According to the U.S Climate Data, in April, the average precipitation reached a high of 2.95 inches of rain per day, followed with a max wind speed of 17 mph.
For months, issues of fallen trees, shingles stripped from roofs and small floods worried those in the area; especially those on campus.
The construction of the new science building was brought to a halt due to this unforeseen weather.
The construction of the building started in April of 2016 and is set to house three 48-seat classrooms, two 55-seat classrooms, two 24-seat classrooms, two 96-seat lecture halls plus research and teaching labs.
With the building being both free-standing and having large construction, the university hired Potter Lawson, Inc., and HOK to design the structure while Miron Construction Co., Inc., was to construct the project. The building was originally set to be finished in the spring of 2018, however, this date must now be pushed back.
With harsh weather, it was rumored mold was found within the building causing a complete shutdown of construction. This was false.

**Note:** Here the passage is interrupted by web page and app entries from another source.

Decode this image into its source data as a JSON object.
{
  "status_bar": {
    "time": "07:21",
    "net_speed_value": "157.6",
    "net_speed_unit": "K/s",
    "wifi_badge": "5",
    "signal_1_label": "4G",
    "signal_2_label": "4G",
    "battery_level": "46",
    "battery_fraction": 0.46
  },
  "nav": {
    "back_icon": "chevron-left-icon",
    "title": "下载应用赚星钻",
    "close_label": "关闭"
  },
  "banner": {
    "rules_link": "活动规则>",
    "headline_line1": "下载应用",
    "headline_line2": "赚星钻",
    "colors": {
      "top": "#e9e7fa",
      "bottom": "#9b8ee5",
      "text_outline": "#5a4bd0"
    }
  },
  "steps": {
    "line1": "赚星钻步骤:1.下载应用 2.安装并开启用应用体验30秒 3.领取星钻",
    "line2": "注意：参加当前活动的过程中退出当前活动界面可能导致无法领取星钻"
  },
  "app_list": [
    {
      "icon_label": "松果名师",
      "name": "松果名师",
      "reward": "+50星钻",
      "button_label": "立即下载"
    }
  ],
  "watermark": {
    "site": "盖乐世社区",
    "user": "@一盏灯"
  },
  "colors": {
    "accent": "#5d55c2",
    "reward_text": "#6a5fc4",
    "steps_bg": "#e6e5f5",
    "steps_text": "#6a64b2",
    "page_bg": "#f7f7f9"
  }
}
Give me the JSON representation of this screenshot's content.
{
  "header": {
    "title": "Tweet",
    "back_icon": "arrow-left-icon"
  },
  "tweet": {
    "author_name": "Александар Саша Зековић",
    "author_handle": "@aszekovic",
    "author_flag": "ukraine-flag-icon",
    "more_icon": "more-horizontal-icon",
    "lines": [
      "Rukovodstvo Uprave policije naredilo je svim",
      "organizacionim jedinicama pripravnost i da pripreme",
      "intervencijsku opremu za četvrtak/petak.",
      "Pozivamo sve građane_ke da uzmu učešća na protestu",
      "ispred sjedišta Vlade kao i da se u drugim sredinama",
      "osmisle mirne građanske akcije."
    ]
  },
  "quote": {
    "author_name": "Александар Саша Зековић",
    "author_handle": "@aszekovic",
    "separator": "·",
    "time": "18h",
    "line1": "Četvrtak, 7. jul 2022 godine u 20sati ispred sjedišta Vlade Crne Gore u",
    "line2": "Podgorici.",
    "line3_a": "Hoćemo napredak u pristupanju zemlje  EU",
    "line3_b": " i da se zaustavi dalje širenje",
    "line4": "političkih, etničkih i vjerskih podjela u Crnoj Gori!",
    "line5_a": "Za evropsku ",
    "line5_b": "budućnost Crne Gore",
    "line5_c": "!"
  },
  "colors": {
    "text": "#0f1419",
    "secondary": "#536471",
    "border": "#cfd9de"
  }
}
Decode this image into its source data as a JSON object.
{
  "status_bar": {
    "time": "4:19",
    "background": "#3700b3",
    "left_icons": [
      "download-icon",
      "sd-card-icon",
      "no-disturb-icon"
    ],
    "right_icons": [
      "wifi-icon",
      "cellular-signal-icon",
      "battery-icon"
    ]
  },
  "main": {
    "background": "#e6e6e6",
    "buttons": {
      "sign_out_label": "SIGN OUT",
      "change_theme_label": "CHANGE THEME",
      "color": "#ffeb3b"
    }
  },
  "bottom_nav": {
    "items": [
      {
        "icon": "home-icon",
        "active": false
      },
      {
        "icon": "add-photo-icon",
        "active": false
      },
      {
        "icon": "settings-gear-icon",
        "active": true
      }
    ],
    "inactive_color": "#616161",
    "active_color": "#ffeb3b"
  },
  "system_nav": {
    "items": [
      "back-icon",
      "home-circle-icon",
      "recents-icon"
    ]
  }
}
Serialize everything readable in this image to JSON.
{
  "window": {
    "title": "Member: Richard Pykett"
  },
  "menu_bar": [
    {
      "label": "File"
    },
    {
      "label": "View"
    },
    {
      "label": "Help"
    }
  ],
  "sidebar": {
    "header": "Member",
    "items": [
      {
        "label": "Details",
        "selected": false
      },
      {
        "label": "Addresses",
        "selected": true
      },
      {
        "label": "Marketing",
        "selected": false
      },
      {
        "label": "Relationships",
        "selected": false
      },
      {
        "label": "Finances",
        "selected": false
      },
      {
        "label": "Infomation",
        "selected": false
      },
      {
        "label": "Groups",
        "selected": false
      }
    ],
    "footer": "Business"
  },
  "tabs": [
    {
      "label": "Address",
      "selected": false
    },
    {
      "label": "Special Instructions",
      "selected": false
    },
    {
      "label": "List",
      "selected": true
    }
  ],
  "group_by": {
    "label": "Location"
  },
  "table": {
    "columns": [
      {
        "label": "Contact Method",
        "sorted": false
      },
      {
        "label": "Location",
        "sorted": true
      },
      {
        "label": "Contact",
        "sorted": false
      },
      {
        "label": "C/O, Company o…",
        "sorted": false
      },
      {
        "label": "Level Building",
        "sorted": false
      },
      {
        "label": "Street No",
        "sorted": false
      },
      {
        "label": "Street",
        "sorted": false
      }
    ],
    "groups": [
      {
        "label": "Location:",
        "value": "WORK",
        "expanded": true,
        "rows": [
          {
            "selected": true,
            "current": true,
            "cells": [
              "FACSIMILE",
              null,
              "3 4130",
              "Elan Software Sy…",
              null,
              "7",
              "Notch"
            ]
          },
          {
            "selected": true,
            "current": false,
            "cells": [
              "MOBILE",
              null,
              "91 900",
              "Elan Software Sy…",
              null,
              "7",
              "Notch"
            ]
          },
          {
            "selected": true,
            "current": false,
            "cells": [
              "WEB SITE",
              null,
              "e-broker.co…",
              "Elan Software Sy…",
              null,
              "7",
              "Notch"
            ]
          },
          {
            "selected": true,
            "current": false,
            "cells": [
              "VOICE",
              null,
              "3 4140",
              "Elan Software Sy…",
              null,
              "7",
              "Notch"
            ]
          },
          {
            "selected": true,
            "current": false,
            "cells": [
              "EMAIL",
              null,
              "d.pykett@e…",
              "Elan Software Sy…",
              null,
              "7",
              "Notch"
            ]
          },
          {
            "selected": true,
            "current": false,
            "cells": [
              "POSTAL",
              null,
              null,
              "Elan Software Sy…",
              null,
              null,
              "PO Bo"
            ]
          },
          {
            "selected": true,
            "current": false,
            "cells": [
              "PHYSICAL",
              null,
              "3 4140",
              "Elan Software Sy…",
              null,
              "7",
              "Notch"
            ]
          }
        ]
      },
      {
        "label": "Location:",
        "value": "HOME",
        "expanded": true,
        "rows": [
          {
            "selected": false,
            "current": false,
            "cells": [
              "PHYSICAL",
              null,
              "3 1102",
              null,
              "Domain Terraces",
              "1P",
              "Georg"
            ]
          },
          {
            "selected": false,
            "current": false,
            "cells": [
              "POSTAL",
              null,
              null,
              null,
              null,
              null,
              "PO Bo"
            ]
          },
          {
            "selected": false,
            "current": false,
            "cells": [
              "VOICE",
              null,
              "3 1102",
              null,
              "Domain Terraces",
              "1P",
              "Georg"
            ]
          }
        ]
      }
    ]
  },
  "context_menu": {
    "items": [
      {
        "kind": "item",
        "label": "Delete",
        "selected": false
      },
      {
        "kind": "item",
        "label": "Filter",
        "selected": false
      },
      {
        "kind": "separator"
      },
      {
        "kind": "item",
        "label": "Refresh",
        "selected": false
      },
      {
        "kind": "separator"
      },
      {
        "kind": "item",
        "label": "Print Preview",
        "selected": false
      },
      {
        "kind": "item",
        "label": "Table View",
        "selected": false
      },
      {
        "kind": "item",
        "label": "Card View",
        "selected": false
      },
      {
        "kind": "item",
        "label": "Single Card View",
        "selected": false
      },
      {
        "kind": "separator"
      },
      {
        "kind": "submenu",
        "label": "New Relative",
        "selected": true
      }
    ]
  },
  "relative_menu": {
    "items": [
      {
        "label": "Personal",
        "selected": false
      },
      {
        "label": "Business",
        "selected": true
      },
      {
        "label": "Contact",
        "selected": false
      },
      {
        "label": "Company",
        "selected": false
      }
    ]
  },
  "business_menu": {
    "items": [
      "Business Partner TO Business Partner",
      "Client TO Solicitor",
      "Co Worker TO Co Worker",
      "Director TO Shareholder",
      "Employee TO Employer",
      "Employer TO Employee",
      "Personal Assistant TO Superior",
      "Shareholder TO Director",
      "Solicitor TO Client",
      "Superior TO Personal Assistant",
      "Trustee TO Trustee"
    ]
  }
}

Because the building was in the middle of construction, many areas were vulnerable to heavy wind and rains, causing a mild leakage into the construction site. With 150 men working on the site daily, the problem was quickly addressed.
The compromised enclosures were repaired in a timely matter, and the damages have since been repaired or replaced. The completion date is said to be slightly set back, however, a specific date could not be given.
It is also not known if the project budget of $75.18 million will be exceeded due to damages and repairs. With a setback in construction, it is unsure if the incoming class of 2018 will be welcomed with a new science building.
Even before completion, the building continuously draws students in. According to the Communication and Marketing University on campus, not only is the building set to meet LEED standards, Leadership in Energy and Environmental Design but help further the 2,000+ students planning on majoring in the science field.